→ **PROBLEM DESCRIPTION**:
Every line that holds the word "electrónico" needs to be copied from the data below.

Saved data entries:
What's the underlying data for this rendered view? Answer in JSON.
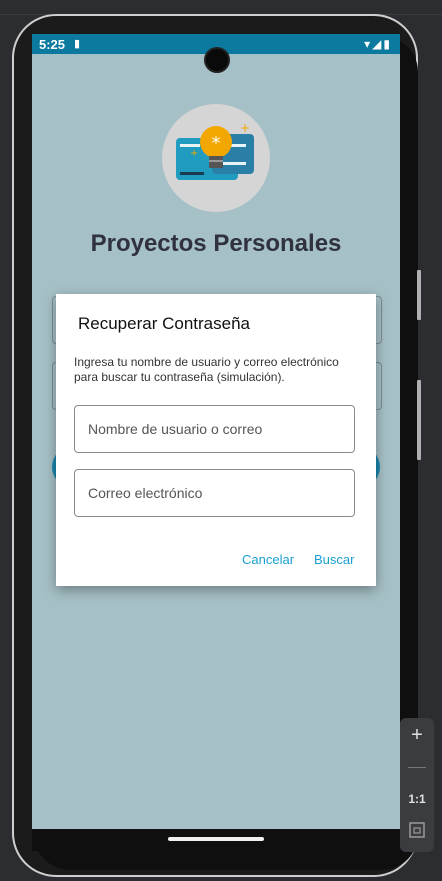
{
  "status_bar": {
    "time": "5:25",
    "icons": "▾◢▮"
  },
  "app": {
    "title": "Proyectos Personales"
  },
  "dialog": {
    "title": "Recuperar Contraseña",
    "message": "Ingresa tu nombre de usuario y correo electrónico para buscar tu contraseña (simulación).",
    "username_placeholder": "Nombre de usuario o correo",
    "email_placeholder": "Correo electrónico",
    "cancel_label": "Cancelar",
    "search_label": "Buscar"
  },
  "emulator_toolbar": {
    "zoom_in": "+",
    "zoom_out": "−",
    "ratio": "1:1"
  },
  "colors": {
    "status_bar": "#0b7a9e",
    "screen_bg": "#a5c0c6",
    "accent": "#1a9fd1"
  }
}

→ **TASK OUTPUT**:
    "message": "Ingresa tu nombre de usuario y correo electrónico para buscar tu contraseña (simulación).",
    "email_placeholder": "Correo electrónico",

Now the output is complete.